Are you having a good day today? Will you have a good day tomorrow? It might be a little late to impact the day you’re currently living through, but there is a way to prepare for a better day tomorrow. It starts when you wake up and involves taking a few simple steps to get your day off to a good start.
A good day starts with a good morning.
You’ve heard the expression that someone “got up on the wrong side of the bed.” It indicates that a person not only started the day in a foul mood, but that this moodiness continued throughout the day. (The concept comes from ancient Rome and the superstition that one should always arise on the right side of the bed because the left side was unlucky.)
But what if there was a way to get up on the right side each day, not just literally but figuratively? The way to improve your mood may be to engage in a morning ritual—or more precisely, a series of rituals. The fact is rituals, or a series of activities performed regularly, seem to have a positive effect on the human psyche whether they’re used to relieve our grief or lift our spirits. According to Scientific American:
Research suggests that rituals may be more rational than they appear. Why? Because even simple rituals can be extremely effective and have a causal impact on people’s thoughts, feelings, and behaviors. Rituals work.
The key to making a ritual work is repetition.
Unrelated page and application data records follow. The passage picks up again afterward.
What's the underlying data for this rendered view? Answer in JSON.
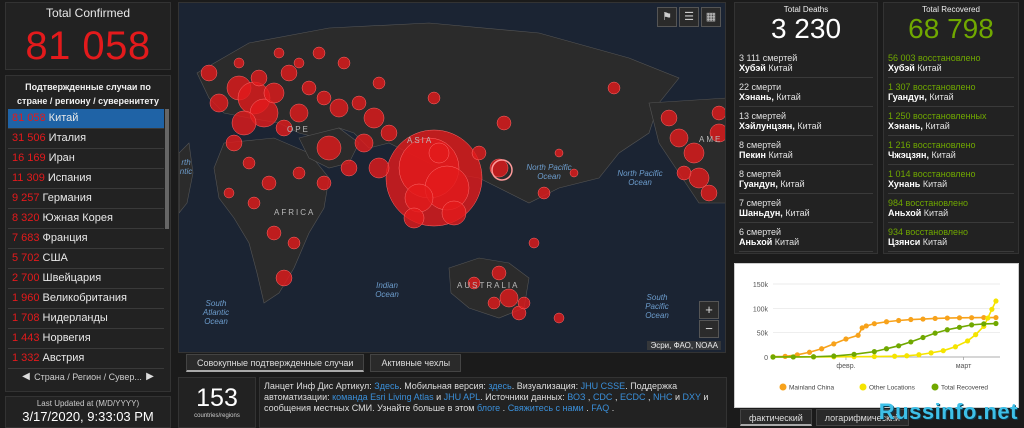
{
  "total": {
    "title": "Total Confirmed",
    "value": "81 058"
  },
  "list": {
    "header": "Подтвержденные случаи по стране / региону / суверенитету",
    "items": [
      {
        "n": "81 058",
        "c": "Китай"
      },
      {
        "n": "31 506",
        "c": "Италия"
      },
      {
        "n": "16 169",
        "c": "Иран"
      },
      {
        "n": "11 309",
        "c": "Испания"
      },
      {
        "n": "9 257",
        "c": "Германия"
      },
      {
        "n": "8 320",
        "c": "Южная Корея"
      },
      {
        "n": "7 683",
        "c": "Франция"
      },
      {
        "n": "5 702",
        "c": "США"
      },
      {
        "n": "2 700",
        "c": "Швейцария"
      },
      {
        "n": "1 960",
        "c": "Великобритания"
      },
      {
        "n": "1 708",
        "c": "Нидерланды"
      },
      {
        "n": "1 443",
        "c": "Норвегия"
      },
      {
        "n": "1 332",
        "c": "Австрия"
      }
    ],
    "pager": "Страна / Регион / Сувер...",
    "prev": "◀",
    "next": "▶"
  },
  "updated": {
    "label": "Last Updated at (M/D/YYYY)",
    "value": "3/17/2020, 9:33:03 PM"
  },
  "map": {
    "labels": {
      "north_pacific_1": "North Pacific Ocean",
      "north_pacific_2": "North Pacific Ocean",
      "indian": "Indian Ocean",
      "south_atlantic": "South Atlantic Ocean",
      "south_pacific": "South Pacific Ocean",
      "africa": "AFRICA",
      "asia": "ASIA",
      "australia": "AUSTRALIA",
      "europe": "OPE",
      "america": "AME",
      "north_atl": "rth ntic"
    },
    "attribution": "Эсри, ФАО, NOAA",
    "zoom_in": "+",
    "zoom_out": "−",
    "tabs": [
      "Совокупные подтвержденные случаи",
      "Активные чехлы"
    ]
  },
  "count": {
    "value": "153",
    "label": "countries/regions"
  },
  "info": {
    "t1": "Ланцет Инф Дис Артикул: ",
    "l1": "Здесь",
    "t2": ". Мобильная версия: ",
    "l2": "здесь",
    "t3": ". Визуализация: ",
    "l3": "JHU CSSE",
    "t4": ". Поддержка автоматизации: ",
    "l4": "команда Esri Living Atlas",
    "t5": " и ",
    "l5": "JHU APL",
    "t6": ". Источники данных: ",
    "l6": "ВОЗ",
    "t7": " , ",
    "l7": "CDC",
    "t8": " , ",
    "l8": "ECDC",
    "t9": " , ",
    "l9": "NHC",
    "t10": " и ",
    "l10": "DXY",
    "t11": " и сообщения местных СМИ. Узнайте больше в этом ",
    "l11": "блоге",
    "t12": " . ",
    "l12": "Свяжитесь с нами",
    "t13": " . ",
    "l13": "FAQ",
    "t14": " ."
  },
  "deaths": {
    "title": "Total Deaths",
    "value": "3 230",
    "items": [
      {
        "n": "3 111",
        "w": "смертей",
        "r": "Хубэй",
        "c": "Китай"
      },
      {
        "n": "22",
        "w": "смерти",
        "r": "Хэнань,",
        "c": "Китай"
      },
      {
        "n": "13",
        "w": "смертей",
        "r": "Хэйлунцзян,",
        "c": "Китай"
      },
      {
        "n": "8",
        "w": "смертей",
        "r": "Пекин",
        "c": "Китай"
      },
      {
        "n": "8",
        "w": "смертей",
        "r": "Гуандун,",
        "c": "Китай"
      },
      {
        "n": "7",
        "w": "смертей",
        "r": "Шаньдун,",
        "c": "Китай"
      },
      {
        "n": "6",
        "w": "смертей",
        "r": "Аньхой",
        "c": "Китай"
      }
    ]
  },
  "recovered": {
    "title": "Total Recovered",
    "value": "68 798",
    "items": [
      {
        "n": "56 003",
        "w": "восстановлено",
        "r": "Хубэй",
        "c": "Китай"
      },
      {
        "n": "1 307",
        "w": "восстановлено",
        "r": "Гуандун,",
        "c": "Китай"
      },
      {
        "n": "1 250",
        "w": "восстановленных",
        "r": "Хэнань,",
        "c": "Китай"
      },
      {
        "n": "1 216",
        "w": "восстановлено",
        "r": "Чжэцзян,",
        "c": "Китай"
      },
      {
        "n": "1 014",
        "w": "восстановлено",
        "r": "Хунань",
        "c": "Китай"
      },
      {
        "n": "984",
        "w": "восстановлено",
        "r": "Аньхой",
        "c": "Китай"
      },
      {
        "n": "934",
        "w": "восстановлено",
        "r": "Цзянси",
        "c": "Китай"
      }
    ]
  },
  "chart_data": {
    "type": "line",
    "ytick_labels": [
      "0",
      "50k",
      "100k",
      "150k"
    ],
    "ylim": [
      0,
      150000
    ],
    "xtick_labels": [
      "февр.",
      "март"
    ],
    "xlim": [
      0,
      56
    ],
    "legend": [
      "Mainland China",
      "Other Locations",
      "Total Recovered"
    ],
    "legend_position": "bottom",
    "colors": [
      "#f7a21b",
      "#f5e400",
      "#70a800"
    ],
    "series": [
      {
        "name": "Mainland China",
        "x": [
          0,
          3,
          6,
          9,
          12,
          15,
          18,
          21,
          22,
          23,
          25,
          28,
          31,
          34,
          37,
          40,
          43,
          46,
          49,
          52,
          55
        ],
        "values": [
          550,
          1300,
          4500,
          9700,
          17000,
          27000,
          37000,
          44600,
          59800,
          63800,
          68500,
          72400,
          75000,
          77000,
          78000,
          79200,
          80000,
          80500,
          80800,
          81000,
          81058
        ]
      },
      {
        "name": "Other Locations",
        "x": [
          0,
          5,
          10,
          15,
          20,
          25,
          30,
          33,
          36,
          39,
          42,
          45,
          48,
          50,
          52,
          53,
          54,
          55
        ],
        "values": [
          20,
          80,
          200,
          400,
          600,
          900,
          1500,
          2500,
          4600,
          8500,
          13000,
          21000,
          33000,
          46000,
          63000,
          80000,
          98000,
          115000
        ]
      },
      {
        "name": "Total Recovered",
        "x": [
          0,
          5,
          10,
          15,
          20,
          25,
          28,
          31,
          34,
          37,
          40,
          43,
          46,
          49,
          52,
          55
        ],
        "values": [
          30,
          100,
          500,
          2000,
          5500,
          11000,
          17000,
          23000,
          31000,
          40000,
          49000,
          56000,
          61000,
          66000,
          68000,
          68798
        ]
      }
    ]
  },
  "chart_tabs": [
    "фактический",
    "логарифмический"
  ],
  "watermark": "Russinfo.net"
}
You start an activity one day and continue it each day moving forward, when time and circumstances permit. Your rituals should be part of your regular schedule and as integral to your morning as brushing your teeth and having a cup of hot coffee. Best of all, your rituals can consist of the activities that work best for you.
Here are seven rituals you might consider doing each morning. The list starts with two activities related to movement, followed by five activities that feed the mind and soul and require little activity at all. I’m not suggesting you do all seven or any of these seven—find the activities that work best for you, then practice them on a regular basis.
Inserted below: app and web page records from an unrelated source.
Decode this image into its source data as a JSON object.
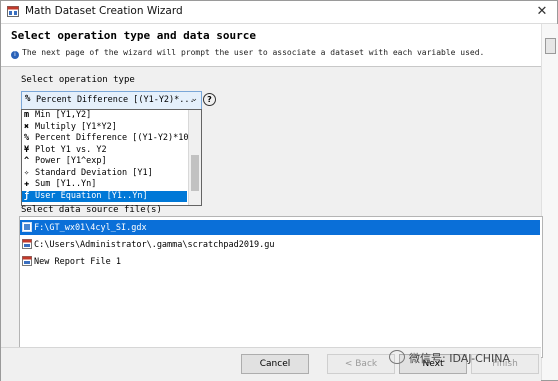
{
  "window": {
    "title": "Math Dataset Creation Wizard",
    "close_glyph": "✕"
  },
  "header": {
    "heading": "Select operation type and data source",
    "description": "The next page of the wizard will prompt the user to associate a dataset with each variable used."
  },
  "operation": {
    "label": "Select operation type",
    "selected_icon": "%",
    "selected_value": "Percent Difference [(Y1-Y2)*...",
    "help_glyph": "?",
    "options": [
      {
        "icon": "m",
        "label": "Min [Y1,Y2]"
      },
      {
        "icon": "✖",
        "label": "Multiply [Y1*Y2]"
      },
      {
        "icon": "%",
        "label": "Percent Difference [(Y1-Y2)*100/"
      },
      {
        "icon": "¥",
        "label": "Plot Y1 vs. Y2"
      },
      {
        "icon": "^",
        "label": "Power [Y1^exp]"
      },
      {
        "icon": "✧",
        "label": "Standard Deviation [Y1]"
      },
      {
        "icon": "✚",
        "label": "Sum [Y1..Yn]"
      },
      {
        "icon": "ƒ",
        "label": "User Equation [Y1..Yn]"
      }
    ]
  },
  "datasource": {
    "label": "Select data source file(s)",
    "files": [
      {
        "name": "F:\\GT_wx01\\4cyl_SI.gdx"
      },
      {
        "name": "C:\\Users\\Administrator\\.gamma\\scratchpad2019.gu"
      },
      {
        "name": "New Report File 1"
      }
    ]
  },
  "footer": {
    "cancel": "Cancel",
    "back": "< Back",
    "next": "Next",
    "finish": "Finish"
  },
  "watermark": "微信号: IDAJ-CHINA",
  "colors": {
    "selection": "#0078d7",
    "combo_bg": "#e5f0fb"
  }
}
7 Morning Rituals to Start Your Day Right
- Stretch yourself out. Personally, I’ve reached the point in my life where I wake up stiff and sore each morning. You, too? As soon as I get up, I hit the floor (a yoga mat, to be precise) and s-t-r-e-t-c-h my arms, my back, my legs. After all, it’s hard to keep the mind clear when the body aches.
- Get moving. Four or five days a week, I go on a worry-cleansing 3-mile run. You may prefer to go on a walk, a bike ride or a swim. Exercising the body has a way of calming the mind and has the added benefit of helping you feel good about yourself.
- Read spiritual literature. Each morning, before logging in at work, I try to read something that will inspire or motivate me for the day ahead, from life philosophy blogs to spiritual texts. On days I drive to work, I rely on uplifting podcasts.
- Say a prayer of gratitude. I give thanks for everyone and everything I am grateful for each and every day. As John Templeton said, when we give thanks daily, even more reasons to be thankful seem to come our way.
- Be present with an animal. Try being conscious of the dog at your feet or the cat on your lap. Is the cat purring while you stroke it? Be completely present to your furry friend, rather than stroking distractedly while having a conversation or watching TV. A great friend is present, be present with it.
- Focus on the breath and be still. You say you’ve tried to meditate and you can’t keep your monkey mind still? Then I suggest you engage in rhythmic breathing. Spend a few moments focusing on your breath, taking a deep breath in, pausing, and taking a deep breath out. Repeat 8-10 times. It can do wonders.
- Just sit there. Unable to focus? Don’t sweat it. Enjoy a cup of coffee in the early morning hours in quiet contemplation. It’s not about sipping a cup as you surf the Internet. It’s about quieting the mind and becoming totally immersed in the early morning silence before the day beckons.
Finally, as you go out to start your day, I’d like you to remember these 3 pointers I picked up from my long-time mentor John Templeton. They’re based around the idea that your focus in life should be on giving, not receiving. Giving, not receiving. The more good you bring into the world, the more good you bring to yourself.
- If you want to be happy, strive to make someone else happy. Give happiness
- If you want to have more love in your life, strive to be a more loving person. Give love.
- If you want to be successful, help others to succeed. Give of yourself.
As Templeton points out, “if you only receive, that’s all you end up having. If you give, you have the pleasure of knowing that you have helped others, plus the rewards that giving brings back to you.” It’s a good reason to forget about receiving and start “giving” today.